* RECORDS FOR PROCESSING:
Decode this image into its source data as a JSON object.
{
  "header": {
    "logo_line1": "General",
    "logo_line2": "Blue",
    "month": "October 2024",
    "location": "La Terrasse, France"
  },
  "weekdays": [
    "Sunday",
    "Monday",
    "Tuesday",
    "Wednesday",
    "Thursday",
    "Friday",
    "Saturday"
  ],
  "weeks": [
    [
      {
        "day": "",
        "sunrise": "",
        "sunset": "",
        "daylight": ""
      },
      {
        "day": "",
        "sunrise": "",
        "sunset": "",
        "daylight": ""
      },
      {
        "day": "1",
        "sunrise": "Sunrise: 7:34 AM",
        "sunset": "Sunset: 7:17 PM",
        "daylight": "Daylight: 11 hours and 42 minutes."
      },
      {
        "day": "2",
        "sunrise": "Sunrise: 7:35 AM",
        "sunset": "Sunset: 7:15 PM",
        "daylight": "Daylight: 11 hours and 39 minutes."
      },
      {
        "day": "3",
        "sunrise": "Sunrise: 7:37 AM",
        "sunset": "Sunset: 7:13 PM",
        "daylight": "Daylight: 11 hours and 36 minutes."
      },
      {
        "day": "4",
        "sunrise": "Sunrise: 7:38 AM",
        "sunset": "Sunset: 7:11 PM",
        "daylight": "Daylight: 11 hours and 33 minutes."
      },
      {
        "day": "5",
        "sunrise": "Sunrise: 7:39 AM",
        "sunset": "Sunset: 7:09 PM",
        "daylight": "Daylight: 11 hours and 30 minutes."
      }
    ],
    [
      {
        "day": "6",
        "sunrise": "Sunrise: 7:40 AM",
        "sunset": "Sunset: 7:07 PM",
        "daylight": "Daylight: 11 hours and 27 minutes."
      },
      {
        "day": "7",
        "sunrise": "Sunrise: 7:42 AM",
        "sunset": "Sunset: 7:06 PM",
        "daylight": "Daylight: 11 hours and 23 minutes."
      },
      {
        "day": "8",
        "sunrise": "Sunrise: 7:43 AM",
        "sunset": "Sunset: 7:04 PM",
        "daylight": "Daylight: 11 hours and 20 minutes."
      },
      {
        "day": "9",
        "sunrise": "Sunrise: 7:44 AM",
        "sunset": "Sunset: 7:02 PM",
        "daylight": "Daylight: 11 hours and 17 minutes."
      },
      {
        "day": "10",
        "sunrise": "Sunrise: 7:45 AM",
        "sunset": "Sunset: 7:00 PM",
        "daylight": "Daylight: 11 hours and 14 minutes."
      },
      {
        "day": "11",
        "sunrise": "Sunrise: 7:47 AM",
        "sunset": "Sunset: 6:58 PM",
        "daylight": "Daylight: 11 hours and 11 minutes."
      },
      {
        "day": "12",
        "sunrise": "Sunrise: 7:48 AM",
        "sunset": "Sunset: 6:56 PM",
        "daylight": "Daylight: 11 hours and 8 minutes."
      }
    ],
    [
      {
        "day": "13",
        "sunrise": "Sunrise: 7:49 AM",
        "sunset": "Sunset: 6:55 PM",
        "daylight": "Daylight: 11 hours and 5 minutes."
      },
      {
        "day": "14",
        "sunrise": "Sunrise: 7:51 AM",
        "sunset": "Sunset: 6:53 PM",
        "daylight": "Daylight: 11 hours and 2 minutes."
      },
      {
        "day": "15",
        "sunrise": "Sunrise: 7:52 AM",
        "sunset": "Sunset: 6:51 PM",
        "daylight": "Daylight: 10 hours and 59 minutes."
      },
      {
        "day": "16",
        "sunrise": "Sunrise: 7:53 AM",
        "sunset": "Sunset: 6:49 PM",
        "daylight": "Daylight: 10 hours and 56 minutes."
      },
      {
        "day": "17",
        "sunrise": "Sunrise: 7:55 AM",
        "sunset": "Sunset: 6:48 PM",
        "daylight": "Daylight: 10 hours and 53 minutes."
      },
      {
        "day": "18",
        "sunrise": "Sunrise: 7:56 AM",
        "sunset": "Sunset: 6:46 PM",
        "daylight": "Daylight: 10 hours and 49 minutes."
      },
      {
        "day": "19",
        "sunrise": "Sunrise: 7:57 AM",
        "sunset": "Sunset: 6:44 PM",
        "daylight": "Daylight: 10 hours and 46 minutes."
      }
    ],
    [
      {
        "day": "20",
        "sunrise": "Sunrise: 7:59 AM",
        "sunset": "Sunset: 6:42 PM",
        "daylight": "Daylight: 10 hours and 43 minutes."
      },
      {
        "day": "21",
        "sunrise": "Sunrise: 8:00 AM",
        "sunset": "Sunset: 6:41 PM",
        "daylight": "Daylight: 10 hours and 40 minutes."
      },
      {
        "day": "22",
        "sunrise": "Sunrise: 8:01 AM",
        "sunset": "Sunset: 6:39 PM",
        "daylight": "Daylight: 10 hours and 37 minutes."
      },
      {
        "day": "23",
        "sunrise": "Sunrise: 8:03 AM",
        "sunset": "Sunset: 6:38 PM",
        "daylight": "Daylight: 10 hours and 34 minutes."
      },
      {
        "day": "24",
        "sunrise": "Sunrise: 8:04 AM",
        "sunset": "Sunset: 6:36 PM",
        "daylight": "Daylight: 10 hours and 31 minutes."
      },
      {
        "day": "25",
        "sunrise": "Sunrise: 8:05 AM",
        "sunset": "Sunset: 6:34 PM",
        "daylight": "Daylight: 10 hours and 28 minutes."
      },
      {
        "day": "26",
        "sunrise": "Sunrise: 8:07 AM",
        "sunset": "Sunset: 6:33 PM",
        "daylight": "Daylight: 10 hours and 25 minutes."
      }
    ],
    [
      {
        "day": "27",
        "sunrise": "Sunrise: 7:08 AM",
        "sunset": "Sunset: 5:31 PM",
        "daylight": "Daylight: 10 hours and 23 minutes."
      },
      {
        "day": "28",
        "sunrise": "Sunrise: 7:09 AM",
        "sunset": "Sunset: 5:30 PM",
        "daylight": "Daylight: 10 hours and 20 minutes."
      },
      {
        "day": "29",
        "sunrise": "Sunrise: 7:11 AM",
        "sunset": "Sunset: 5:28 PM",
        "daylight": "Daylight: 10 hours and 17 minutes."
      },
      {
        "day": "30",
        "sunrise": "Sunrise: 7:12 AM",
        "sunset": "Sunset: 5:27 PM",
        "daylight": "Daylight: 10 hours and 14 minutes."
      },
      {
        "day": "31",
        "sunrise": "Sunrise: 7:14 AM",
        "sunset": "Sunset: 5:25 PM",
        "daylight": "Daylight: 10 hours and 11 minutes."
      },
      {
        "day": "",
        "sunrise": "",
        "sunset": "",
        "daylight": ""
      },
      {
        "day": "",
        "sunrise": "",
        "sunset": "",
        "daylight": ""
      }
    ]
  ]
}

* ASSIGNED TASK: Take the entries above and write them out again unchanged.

* PROBLEM SOLUTION:
Decode this image into its source data as a JSON object.
{
  "header": {
    "logo_line1": "General",
    "logo_line2": "Blue",
    "month": "October 2024",
    "location": "La Terrasse, France"
  },
  "weekdays": [
    "Sunday",
    "Monday",
    "Tuesday",
    "Wednesday",
    "Thursday",
    "Friday",
    "Saturday"
  ],
  "weeks": [
    [
      {
        "day": "",
        "sunrise": "",
        "sunset": "",
        "daylight": ""
      },
      {
        "day": "",
        "sunrise": "",
        "sunset": "",
        "daylight": ""
      },
      {
        "day": "1",
        "sunrise": "Sunrise: 7:34 AM",
        "sunset": "Sunset: 7:17 PM",
        "daylight": "Daylight: 11 hours and 42 minutes."
      },
      {
        "day": "2",
        "sunrise": "Sunrise: 7:35 AM",
        "sunset": "Sunset: 7:15 PM",
        "daylight": "Daylight: 11 hours and 39 minutes."
      },
      {
        "day": "3",
        "sunrise": "Sunrise: 7:37 AM",
        "sunset": "Sunset: 7:13 PM",
        "daylight": "Daylight: 11 hours and 36 minutes."
      },
      {
        "day": "4",
        "sunrise": "Sunrise: 7:38 AM",
        "sunset": "Sunset: 7:11 PM",
        "daylight": "Daylight: 11 hours and 33 minutes."
      },
      {
        "day": "5",
        "sunrise": "Sunrise: 7:39 AM",
        "sunset": "Sunset: 7:09 PM",
        "daylight": "Daylight: 11 hours and 30 minutes."
      }
    ],
    [
      {
        "day": "6",
        "sunrise": "Sunrise: 7:40 AM",
        "sunset": "Sunset: 7:07 PM",
        "daylight": "Daylight: 11 hours and 27 minutes."
      },
      {
        "day": "7",
        "sunrise": "Sunrise: 7:42 AM",
        "sunset": "Sunset: 7:06 PM",
        "daylight": "Daylight: 11 hours and 23 minutes."
      },
      {
        "day": "8",
        "sunrise": "Sunrise: 7:43 AM",
        "sunset": "Sunset: 7:04 PM",
        "daylight": "Daylight: 11 hours and 20 minutes."
      },
      {
        "day": "9",
        "sunrise": "Sunrise: 7:44 AM",
        "sunset": "Sunset: 7:02 PM",
        "daylight": "Daylight: 11 hours and 17 minutes."
      },
      {
        "day": "10",
        "sunrise": "Sunrise: 7:45 AM",
        "sunset": "Sunset: 7:00 PM",
        "daylight": "Daylight: 11 hours and 14 minutes."
      },
      {
        "day": "11",
        "sunrise": "Sunrise: 7:47 AM",
        "sunset": "Sunset: 6:58 PM",
        "daylight": "Daylight: 11 hours and 11 minutes."
      },
      {
        "day": "12",
        "sunrise": "Sunrise: 7:48 AM",
        "sunset": "Sunset: 6:56 PM",
        "daylight": "Daylight: 11 hours and 8 minutes."
      }
    ],
    [
      {
        "day": "13",
        "sunrise": "Sunrise: 7:49 AM",
        "sunset": "Sunset: 6:55 PM",
        "daylight": "Daylight: 11 hours and 5 minutes."
      },
      {
        "day": "14",
        "sunrise": "Sunrise: 7:51 AM",
        "sunset": "Sunset: 6:53 PM",
        "daylight": "Daylight: 11 hours and 2 minutes."
      },
      {
        "day": "15",
        "sunrise": "Sunrise: 7:52 AM",
        "sunset": "Sunset: 6:51 PM",
        "daylight": "Daylight: 10 hours and 59 minutes."
      },
      {
        "day": "16",
        "sunrise": "Sunrise: 7:53 AM",
        "sunset": "Sunset: 6:49 PM",
        "daylight": "Daylight: 10 hours and 56 minutes."
      },
      {
        "day": "17",
        "sunrise": "Sunrise: 7:55 AM",
        "sunset": "Sunset: 6:48 PM",
        "daylight": "Daylight: 10 hours and 53 minutes."
      },
      {
        "day": "18",
        "sunrise": "Sunrise: 7:56 AM",
        "sunset": "Sunset: 6:46 PM",
        "daylight": "Daylight: 10 hours and 49 minutes."
      },
      {
        "day": "19",
        "sunrise": "Sunrise: 7:57 AM",
        "sunset": "Sunset: 6:44 PM",
        "daylight": "Daylight: 10 hours and 46 minutes."
      }
    ],
    [
      {
        "day": "20",
        "sunrise": "Sunrise: 7:59 AM",
        "sunset": "Sunset: 6:42 PM",
        "daylight": "Daylight: 10 hours and 43 minutes."
      },
      {
        "day": "21",
        "sunrise": "Sunrise: 8:00 AM",
        "sunset": "Sunset: 6:41 PM",
        "daylight": "Daylight: 10 hours and 40 minutes."
      },
      {
        "day": "22",
        "sunrise": "Sunrise: 8:01 AM",
        "sunset": "Sunset: 6:39 PM",
        "daylight": "Daylight: 10 hours and 37 minutes."
      },
      {
        "day": "23",
        "sunrise": "Sunrise: 8:03 AM",
        "sunset": "Sunset: 6:38 PM",
        "daylight": "Daylight: 10 hours and 34 minutes."
      },
      {
        "day": "24",
        "sunrise": "Sunrise: 8:04 AM",
        "sunset": "Sunset: 6:36 PM",
        "daylight": "Daylight: 10 hours and 31 minutes."
      },
      {
        "day": "25",
        "sunrise": "Sunrise: 8:05 AM",
        "sunset": "Sunset: 6:34 PM",
        "daylight": "Daylight: 10 hours and 28 minutes."
      },
      {
        "day": "26",
        "sunrise": "Sunrise: 8:07 AM",
        "sunset": "Sunset: 6:33 PM",
        "daylight": "Daylight: 10 hours and 25 minutes."
      }
    ],
    [
      {
        "day": "27",
        "sunrise": "Sunrise: 7:08 AM",
        "sunset": "Sunset: 5:31 PM",
        "daylight": "Daylight: 10 hours and 23 minutes."
      },
      {
        "day": "28",
        "sunrise": "Sunrise: 7:09 AM",
        "sunset": "Sunset: 5:30 PM",
        "daylight": "Daylight: 10 hours and 20 minutes."
      },
      {
        "day": "29",
        "sunrise": "Sunrise: 7:11 AM",
        "sunset": "Sunset: 5:28 PM",
        "daylight": "Daylight: 10 hours and 17 minutes."
      },
      {
        "day": "30",
        "sunrise": "Sunrise: 7:12 AM",
        "sunset": "Sunset: 5:27 PM",
        "daylight": "Daylight: 10 hours and 14 minutes."
      },
      {
        "day": "31",
        "sunrise": "Sunrise: 7:14 AM",
        "sunset": "Sunset: 5:25 PM",
        "daylight": "Daylight: 10 hours and 11 minutes."
      },
      {
        "day": "",
        "sunrise": "",
        "sunset": "",
        "daylight": ""
      },
      {
        "day": "",
        "sunrise": "",
        "sunset": "",
        "daylight": ""
      }
    ]
  ]
}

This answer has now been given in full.